### Task objective
Work through the data below and copy out every line where "Seleziona" is found.

[Data records for software interfaces]
═══
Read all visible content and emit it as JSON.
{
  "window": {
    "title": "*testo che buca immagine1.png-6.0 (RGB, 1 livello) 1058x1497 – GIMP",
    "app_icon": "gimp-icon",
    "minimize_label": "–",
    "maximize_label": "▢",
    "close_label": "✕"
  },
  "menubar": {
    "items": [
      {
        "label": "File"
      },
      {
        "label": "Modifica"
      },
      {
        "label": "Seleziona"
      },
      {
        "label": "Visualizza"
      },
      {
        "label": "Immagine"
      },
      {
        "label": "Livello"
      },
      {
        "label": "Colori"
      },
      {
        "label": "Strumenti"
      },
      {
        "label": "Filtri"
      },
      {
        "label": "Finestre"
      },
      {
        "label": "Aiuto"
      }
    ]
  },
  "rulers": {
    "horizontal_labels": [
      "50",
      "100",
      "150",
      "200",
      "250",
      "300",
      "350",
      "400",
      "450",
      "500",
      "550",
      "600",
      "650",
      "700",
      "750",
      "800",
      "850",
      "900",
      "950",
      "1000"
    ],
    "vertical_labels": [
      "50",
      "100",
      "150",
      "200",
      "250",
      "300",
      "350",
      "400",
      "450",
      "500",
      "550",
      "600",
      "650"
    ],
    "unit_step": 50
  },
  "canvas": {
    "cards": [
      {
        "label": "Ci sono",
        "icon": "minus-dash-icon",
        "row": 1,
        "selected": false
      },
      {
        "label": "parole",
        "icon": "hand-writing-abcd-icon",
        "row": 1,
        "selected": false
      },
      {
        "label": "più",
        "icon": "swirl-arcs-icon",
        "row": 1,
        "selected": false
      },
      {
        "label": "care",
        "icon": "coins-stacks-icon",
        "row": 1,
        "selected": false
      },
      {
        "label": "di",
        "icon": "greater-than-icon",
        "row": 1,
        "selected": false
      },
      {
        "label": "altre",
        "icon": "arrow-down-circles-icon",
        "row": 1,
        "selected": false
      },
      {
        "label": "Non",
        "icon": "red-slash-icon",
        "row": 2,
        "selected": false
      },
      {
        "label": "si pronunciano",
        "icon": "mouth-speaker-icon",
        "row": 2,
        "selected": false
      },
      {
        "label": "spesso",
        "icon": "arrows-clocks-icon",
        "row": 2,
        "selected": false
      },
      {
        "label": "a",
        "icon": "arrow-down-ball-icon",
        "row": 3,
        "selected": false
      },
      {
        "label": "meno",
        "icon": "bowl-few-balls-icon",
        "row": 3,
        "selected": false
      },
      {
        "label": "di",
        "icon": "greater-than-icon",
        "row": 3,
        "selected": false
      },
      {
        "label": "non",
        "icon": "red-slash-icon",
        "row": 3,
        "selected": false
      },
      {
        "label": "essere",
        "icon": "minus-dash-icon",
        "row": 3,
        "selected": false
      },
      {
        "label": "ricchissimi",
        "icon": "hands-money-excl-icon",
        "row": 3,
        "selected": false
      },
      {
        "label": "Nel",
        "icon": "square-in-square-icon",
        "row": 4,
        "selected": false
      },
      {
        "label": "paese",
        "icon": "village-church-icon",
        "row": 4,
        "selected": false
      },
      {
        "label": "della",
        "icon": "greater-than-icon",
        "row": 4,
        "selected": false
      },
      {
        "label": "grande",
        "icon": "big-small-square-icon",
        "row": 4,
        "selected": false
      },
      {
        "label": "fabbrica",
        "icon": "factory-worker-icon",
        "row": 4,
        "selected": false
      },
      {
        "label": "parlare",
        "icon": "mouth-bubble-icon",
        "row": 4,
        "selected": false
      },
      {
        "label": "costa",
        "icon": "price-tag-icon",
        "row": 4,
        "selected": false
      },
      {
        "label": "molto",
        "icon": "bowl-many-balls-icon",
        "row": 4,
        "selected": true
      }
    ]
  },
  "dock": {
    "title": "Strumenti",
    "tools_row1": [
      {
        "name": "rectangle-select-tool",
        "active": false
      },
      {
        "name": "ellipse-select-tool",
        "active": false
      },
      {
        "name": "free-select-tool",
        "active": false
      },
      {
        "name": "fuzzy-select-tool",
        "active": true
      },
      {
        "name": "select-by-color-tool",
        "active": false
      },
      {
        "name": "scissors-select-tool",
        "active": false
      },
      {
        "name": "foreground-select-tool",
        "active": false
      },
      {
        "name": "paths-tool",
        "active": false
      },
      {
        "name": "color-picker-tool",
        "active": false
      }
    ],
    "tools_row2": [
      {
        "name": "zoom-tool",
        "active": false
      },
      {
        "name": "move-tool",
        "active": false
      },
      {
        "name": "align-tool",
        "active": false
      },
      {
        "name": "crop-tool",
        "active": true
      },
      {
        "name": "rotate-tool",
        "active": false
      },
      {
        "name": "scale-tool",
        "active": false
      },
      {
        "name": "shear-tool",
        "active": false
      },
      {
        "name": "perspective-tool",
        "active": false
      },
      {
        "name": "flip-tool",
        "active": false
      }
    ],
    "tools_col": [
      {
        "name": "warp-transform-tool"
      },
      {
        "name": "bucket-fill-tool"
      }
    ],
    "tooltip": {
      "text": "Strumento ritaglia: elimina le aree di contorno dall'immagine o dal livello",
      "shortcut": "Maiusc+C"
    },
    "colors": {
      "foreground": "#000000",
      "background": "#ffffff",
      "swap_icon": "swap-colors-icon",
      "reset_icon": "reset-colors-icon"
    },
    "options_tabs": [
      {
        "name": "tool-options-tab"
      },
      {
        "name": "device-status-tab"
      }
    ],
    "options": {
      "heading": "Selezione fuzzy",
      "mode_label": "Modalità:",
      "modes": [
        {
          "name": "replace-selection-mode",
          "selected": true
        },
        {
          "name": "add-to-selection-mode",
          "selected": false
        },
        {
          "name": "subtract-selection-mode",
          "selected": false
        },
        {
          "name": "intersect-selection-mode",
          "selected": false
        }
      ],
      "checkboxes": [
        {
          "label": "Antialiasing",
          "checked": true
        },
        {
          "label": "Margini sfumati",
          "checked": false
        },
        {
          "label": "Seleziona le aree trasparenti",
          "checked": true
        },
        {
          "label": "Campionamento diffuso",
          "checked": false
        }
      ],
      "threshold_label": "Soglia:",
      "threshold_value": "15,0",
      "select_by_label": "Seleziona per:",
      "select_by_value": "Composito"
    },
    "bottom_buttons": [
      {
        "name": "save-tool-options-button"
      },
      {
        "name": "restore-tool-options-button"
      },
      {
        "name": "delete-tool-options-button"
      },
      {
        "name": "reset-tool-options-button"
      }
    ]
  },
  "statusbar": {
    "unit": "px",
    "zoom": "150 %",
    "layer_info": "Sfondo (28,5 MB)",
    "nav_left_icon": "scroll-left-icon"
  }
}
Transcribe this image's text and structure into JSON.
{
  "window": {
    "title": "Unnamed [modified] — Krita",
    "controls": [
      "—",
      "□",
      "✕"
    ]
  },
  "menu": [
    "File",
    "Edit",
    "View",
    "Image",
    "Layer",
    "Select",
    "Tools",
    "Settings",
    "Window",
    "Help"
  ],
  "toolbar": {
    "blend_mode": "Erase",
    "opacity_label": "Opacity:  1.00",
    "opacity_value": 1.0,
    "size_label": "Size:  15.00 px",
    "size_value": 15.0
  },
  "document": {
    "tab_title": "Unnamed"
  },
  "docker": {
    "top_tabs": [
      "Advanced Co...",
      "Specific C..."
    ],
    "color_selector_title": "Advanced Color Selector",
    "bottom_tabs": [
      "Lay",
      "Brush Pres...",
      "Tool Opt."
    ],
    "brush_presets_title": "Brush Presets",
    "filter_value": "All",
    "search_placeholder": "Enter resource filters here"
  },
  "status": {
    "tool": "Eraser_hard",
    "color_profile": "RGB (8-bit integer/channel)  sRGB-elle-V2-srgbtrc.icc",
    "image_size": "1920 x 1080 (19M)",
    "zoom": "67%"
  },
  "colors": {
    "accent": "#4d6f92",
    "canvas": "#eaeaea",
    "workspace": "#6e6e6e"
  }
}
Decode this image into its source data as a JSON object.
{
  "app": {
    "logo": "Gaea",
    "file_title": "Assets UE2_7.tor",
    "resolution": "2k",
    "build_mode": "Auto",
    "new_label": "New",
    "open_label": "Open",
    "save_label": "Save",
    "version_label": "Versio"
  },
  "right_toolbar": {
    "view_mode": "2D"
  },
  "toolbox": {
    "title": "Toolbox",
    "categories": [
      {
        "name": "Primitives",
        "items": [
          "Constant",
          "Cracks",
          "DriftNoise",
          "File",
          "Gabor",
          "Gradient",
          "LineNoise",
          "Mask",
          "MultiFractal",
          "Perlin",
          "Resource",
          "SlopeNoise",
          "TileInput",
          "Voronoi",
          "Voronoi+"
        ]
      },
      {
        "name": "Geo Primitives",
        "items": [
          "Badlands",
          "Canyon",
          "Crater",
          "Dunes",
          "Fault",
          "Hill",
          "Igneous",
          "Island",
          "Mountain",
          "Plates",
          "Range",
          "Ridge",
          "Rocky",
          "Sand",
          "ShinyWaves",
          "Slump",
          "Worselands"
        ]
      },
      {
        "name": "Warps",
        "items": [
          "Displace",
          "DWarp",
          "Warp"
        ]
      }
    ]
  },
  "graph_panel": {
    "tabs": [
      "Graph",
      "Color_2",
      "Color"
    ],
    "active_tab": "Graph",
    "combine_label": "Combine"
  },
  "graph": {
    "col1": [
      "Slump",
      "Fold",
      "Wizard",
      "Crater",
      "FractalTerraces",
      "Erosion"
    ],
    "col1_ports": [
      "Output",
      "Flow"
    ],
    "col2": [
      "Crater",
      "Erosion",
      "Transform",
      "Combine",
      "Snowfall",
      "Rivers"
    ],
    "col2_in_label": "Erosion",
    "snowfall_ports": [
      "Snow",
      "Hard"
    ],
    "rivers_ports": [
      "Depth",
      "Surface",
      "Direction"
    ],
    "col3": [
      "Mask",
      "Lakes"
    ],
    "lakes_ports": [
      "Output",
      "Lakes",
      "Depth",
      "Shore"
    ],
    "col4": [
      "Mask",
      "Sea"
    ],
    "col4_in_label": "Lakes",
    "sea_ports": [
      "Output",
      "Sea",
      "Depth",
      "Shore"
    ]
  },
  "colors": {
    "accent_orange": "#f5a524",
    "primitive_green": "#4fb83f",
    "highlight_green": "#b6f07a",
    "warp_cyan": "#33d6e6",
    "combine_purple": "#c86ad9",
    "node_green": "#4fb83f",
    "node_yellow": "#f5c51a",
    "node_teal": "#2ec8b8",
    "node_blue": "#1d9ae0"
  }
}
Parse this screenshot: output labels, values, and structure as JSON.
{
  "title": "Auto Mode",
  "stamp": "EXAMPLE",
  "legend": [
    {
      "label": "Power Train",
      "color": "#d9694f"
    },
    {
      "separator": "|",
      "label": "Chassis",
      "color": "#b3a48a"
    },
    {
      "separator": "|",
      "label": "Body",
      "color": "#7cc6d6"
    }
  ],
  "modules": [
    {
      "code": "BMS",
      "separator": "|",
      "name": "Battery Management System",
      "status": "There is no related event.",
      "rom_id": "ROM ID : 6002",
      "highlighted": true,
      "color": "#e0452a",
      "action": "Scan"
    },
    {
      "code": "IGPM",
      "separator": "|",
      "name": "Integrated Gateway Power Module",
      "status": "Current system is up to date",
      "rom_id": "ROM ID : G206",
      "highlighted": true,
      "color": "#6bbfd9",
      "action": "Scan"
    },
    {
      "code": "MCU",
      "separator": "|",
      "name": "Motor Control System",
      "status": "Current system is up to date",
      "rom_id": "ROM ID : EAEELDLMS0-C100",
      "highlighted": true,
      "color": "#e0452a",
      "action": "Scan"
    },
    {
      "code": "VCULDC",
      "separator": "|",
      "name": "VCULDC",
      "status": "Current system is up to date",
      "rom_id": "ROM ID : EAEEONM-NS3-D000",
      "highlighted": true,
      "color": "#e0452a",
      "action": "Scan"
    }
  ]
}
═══
### Reply
        "label": "Seleziona"
          "label": "Seleziona le aree trasparenti",
      "select_by_label": "Seleziona per:",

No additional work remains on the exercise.